Thanks to Drawn! for the point.
February 06, 2008 | Paul Bourdeaux: Amazon Pulls the 19-0 Book But Not Before Pats Haters Abuse the Tag Function
Stephanie Stradley, from Fanhouse.com reports on an interesting effect of tagging in Web 2.0. Amazon.com had begun pre-selling a book entitled “19-0: The Historic Championship Season of the Unbeatable Patriots
” before the game was even played (Note, Amazon has taken the page down as of 2/6/08, but you can still see the cached page on Google...). Of course, it has been pulled now in the aftermath of the New York Giants improbably victory, but not before Giants fans and other Patriot haters used the tagging function to express their views on the team that came oh-so-close to perfection.
February 05, 2008 | Greg Ness: Watch Super Tuesday Events Unfold on GNN
That's no typo. GNN is the Google News Network, and although they don't call themselves that, it is certainly part of what they are. From a news perspective, Google is a network that grew out of a web-based business model. CNN, Fox and other major news networks certainly have major web components to their efforts, but their business model grew out of the television era.
For Super Tuesday coverage, Google's approach to today's events represents that web heritage. YouTube (a Google company) is offering a unique perspective to Super Tuesday coverage with an interesting mashup. It's an interactive map, and as they explain it:
Upload your political opinions, analysis, interviews, or campaign trail footage to YouTube and submit it here. Then zoom in on the map to watch Super Tuesday political videos from voters, candidates, and news outlets in your state.
February 03, 2008 | Darin Livdahl: Version Targeting: the Answer to Web Site Compatibility?
Version Targeting is a mechanism conceived by Microsoft to ensure greater compatibility among it’s future Internet Explorer 8 browser. The issue came about shortly after the release of IE7 when Web developers and Web site owners found their IE6 sites broken in IE7. The Internet Explorer team, with their mantra “don’t break the web,” decided that something must be done.
February 01, 2008 | Greg Ness: Super Bowl Advertising Past & Present
Gawker provides videos of the 25 most memorable TV commercials in past Super Bowls, and AdRants supplies a nice preview of the commercials we will be seeing this Sunday in Super Bowl XLII. The famous Apple 1984 commercial (below) was number two on the Gawker list, but I've seen it on several other lists in the number one position. The story behind how the ad survived to air in the game—over disapproval by the Apple Board of Directors— is an interesting read.
January 31, 2008 | Ron Lee: Mobile Payments: Online Goldrush or Security Nightmare?

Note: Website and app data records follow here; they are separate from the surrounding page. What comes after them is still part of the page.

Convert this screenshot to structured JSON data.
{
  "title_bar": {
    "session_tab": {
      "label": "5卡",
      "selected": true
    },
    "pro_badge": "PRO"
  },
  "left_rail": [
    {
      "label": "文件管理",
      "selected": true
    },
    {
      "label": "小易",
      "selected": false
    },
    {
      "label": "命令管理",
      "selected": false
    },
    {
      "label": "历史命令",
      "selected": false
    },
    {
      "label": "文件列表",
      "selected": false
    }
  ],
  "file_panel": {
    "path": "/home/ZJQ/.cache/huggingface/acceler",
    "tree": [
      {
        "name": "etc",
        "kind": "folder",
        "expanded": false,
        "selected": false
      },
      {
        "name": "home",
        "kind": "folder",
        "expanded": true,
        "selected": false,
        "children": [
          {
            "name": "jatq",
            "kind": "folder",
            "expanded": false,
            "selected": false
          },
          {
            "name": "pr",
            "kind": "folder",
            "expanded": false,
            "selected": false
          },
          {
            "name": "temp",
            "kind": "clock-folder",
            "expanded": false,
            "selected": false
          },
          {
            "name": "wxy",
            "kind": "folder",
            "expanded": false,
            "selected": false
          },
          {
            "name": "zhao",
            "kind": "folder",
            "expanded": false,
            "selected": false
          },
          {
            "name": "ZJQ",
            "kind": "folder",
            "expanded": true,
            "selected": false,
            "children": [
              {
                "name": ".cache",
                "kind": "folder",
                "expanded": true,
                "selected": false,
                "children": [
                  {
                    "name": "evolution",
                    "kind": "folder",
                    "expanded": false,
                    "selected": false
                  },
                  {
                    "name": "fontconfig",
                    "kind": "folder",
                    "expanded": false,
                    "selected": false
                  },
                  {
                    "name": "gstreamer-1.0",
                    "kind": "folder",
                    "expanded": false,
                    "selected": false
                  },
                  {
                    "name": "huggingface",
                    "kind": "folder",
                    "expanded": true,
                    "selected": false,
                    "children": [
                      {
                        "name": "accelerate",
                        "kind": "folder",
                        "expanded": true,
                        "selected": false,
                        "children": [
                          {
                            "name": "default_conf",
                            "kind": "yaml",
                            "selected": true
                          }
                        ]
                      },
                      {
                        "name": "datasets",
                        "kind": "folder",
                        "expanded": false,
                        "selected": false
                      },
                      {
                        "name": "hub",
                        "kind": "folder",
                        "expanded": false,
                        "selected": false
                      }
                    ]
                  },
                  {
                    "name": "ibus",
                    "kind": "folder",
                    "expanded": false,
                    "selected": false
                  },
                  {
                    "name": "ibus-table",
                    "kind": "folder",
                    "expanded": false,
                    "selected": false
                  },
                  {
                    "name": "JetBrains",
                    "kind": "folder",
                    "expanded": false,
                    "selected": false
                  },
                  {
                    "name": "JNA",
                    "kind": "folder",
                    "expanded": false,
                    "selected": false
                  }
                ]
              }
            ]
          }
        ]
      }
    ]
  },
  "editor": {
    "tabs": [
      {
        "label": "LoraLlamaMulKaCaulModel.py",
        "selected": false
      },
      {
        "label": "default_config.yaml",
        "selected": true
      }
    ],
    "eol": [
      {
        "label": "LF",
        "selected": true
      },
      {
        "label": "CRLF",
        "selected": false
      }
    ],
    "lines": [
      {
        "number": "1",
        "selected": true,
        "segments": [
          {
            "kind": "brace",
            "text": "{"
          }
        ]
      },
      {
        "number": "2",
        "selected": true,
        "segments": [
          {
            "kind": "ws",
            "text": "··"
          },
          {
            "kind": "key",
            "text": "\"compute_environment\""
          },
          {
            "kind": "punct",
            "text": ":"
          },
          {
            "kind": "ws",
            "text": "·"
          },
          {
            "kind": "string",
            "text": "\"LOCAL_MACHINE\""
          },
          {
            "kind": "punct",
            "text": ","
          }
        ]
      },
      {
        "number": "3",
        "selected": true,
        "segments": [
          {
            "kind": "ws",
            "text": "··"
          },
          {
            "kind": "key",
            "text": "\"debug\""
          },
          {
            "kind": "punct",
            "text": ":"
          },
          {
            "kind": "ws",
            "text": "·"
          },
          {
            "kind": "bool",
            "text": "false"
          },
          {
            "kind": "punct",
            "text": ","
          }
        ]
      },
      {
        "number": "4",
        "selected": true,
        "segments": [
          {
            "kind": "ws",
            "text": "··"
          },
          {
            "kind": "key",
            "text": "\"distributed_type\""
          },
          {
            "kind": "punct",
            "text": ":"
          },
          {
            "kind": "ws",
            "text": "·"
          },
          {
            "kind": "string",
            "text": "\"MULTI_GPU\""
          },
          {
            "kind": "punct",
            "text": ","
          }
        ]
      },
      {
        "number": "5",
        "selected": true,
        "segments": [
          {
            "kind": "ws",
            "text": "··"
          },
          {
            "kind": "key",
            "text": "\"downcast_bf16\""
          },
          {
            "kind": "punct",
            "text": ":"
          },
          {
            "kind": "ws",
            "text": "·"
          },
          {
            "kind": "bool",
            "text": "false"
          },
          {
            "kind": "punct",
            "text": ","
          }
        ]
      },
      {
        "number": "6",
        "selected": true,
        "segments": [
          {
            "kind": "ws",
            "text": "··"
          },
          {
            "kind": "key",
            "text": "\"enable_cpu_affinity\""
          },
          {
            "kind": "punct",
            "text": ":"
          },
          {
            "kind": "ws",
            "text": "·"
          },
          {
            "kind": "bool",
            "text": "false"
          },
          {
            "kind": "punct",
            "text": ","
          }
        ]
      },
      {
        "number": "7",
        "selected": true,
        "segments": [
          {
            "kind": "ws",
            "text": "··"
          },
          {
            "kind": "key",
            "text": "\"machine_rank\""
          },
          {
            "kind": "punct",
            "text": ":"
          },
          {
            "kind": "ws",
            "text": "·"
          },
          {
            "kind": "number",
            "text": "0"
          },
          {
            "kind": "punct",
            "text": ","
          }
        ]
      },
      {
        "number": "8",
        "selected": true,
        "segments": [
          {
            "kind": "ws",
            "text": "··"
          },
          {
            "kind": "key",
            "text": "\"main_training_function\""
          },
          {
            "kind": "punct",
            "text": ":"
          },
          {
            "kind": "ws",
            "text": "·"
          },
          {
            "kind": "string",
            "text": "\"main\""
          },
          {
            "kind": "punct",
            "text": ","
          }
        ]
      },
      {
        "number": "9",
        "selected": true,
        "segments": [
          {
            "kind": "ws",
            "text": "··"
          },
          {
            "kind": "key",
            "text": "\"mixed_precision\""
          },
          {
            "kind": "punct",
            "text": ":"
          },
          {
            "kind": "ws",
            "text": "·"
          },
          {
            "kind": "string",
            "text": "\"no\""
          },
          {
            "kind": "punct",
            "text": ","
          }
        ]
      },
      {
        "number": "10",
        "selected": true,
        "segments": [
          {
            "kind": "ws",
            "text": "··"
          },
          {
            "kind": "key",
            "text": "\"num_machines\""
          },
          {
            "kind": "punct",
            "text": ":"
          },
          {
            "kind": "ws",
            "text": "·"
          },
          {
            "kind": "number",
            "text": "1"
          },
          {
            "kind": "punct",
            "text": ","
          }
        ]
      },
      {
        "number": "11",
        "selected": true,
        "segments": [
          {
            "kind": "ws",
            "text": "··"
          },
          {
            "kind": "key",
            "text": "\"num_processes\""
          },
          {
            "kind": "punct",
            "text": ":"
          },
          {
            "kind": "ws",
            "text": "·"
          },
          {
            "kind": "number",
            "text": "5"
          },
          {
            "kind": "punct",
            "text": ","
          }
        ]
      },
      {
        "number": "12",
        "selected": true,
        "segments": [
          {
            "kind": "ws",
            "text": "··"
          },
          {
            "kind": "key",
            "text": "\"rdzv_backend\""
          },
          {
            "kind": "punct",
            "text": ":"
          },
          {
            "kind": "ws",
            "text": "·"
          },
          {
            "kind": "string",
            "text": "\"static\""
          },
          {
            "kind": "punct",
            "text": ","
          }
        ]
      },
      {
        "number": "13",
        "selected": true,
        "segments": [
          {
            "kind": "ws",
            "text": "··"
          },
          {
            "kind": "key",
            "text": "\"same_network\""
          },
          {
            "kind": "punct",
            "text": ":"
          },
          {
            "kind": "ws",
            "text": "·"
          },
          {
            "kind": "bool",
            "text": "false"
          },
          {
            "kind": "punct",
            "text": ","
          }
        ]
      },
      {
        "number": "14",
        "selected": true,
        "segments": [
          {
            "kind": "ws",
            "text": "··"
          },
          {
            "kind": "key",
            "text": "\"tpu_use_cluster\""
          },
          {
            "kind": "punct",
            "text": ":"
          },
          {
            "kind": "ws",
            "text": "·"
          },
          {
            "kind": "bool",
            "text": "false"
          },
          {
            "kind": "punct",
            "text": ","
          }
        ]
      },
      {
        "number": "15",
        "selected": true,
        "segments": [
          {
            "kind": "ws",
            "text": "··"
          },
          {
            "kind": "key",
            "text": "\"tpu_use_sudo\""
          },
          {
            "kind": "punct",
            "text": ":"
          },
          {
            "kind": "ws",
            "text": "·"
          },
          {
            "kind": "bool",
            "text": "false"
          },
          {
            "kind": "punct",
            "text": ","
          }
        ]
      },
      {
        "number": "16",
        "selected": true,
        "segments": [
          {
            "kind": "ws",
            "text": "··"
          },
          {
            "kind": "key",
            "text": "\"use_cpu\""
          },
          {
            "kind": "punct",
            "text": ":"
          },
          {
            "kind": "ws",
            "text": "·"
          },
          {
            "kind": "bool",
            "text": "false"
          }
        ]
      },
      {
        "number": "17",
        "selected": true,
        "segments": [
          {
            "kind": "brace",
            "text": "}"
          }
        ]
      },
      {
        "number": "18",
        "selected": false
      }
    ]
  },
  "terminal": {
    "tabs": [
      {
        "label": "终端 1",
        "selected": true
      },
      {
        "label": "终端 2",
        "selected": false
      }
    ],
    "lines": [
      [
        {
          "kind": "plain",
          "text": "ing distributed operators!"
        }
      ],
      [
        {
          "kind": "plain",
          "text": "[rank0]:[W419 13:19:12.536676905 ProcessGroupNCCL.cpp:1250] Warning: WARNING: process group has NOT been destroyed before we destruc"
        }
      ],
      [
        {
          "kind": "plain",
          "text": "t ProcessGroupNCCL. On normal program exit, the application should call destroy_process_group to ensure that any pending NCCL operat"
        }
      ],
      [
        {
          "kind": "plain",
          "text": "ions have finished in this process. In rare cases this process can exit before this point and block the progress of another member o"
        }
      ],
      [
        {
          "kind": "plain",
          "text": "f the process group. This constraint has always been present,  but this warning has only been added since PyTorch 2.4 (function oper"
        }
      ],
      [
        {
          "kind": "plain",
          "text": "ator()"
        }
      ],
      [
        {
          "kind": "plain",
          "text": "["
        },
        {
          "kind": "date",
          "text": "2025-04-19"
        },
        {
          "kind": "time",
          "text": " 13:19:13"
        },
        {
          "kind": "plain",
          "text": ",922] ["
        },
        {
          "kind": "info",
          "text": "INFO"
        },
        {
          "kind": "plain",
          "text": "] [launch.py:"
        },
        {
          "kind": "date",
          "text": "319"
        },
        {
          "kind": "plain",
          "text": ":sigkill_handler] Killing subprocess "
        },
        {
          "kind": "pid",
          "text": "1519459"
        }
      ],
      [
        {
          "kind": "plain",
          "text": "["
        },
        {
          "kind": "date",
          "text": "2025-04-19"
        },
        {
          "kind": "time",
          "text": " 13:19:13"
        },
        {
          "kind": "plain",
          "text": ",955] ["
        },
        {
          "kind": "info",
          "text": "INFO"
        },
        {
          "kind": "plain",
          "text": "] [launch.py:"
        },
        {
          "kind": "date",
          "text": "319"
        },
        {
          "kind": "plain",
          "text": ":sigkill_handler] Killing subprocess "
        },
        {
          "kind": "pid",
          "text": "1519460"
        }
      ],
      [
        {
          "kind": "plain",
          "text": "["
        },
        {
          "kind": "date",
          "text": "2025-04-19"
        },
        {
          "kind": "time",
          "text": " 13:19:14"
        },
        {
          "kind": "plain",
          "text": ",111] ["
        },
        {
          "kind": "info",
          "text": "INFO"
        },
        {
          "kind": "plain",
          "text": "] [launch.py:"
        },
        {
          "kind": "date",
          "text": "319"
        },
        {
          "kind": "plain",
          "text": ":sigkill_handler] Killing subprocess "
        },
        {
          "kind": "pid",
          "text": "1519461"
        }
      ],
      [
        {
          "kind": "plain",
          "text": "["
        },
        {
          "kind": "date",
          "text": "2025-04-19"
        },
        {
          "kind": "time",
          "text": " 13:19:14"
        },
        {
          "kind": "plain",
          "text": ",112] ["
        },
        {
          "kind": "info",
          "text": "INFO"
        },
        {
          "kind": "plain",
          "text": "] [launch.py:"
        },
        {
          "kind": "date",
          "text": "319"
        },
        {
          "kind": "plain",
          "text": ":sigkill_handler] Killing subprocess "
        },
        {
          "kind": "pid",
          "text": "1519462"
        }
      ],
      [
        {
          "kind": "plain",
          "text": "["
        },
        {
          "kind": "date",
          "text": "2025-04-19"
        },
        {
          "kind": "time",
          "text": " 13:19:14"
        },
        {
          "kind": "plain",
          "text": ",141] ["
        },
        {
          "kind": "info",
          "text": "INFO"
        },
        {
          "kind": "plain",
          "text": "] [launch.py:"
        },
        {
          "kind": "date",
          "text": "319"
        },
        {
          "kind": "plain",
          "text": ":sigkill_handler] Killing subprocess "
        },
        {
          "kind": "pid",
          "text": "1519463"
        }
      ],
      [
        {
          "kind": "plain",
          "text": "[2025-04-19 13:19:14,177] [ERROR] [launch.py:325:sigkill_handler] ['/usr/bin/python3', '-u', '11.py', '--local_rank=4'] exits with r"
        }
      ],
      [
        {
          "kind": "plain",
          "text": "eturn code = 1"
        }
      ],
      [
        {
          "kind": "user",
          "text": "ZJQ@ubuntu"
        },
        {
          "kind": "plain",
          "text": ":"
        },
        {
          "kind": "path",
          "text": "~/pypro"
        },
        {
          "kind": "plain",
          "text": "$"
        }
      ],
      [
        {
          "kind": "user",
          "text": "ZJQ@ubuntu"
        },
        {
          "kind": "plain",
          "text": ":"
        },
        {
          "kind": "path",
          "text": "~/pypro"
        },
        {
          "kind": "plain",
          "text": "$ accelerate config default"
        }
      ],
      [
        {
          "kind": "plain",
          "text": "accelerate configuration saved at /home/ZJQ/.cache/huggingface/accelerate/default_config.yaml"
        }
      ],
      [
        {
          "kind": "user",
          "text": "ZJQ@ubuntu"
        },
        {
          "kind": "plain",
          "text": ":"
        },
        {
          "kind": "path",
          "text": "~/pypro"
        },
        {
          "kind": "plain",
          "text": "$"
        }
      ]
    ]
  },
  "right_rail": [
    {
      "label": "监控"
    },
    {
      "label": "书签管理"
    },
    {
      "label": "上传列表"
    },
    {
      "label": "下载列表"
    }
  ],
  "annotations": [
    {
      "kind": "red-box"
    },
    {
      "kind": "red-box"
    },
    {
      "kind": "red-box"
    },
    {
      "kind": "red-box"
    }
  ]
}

Reports this week illustrate the yin and yang of the exploding arena of mobile payments: one study suggests that mobile payments will grow to $22 billion by 2011, thanks to technology which will turn your mobile device into a virtual ATM in your pocket; yet other reports cite significant security issues as banks scurry to protect data and dollars as more customers use mobile devices to make payments.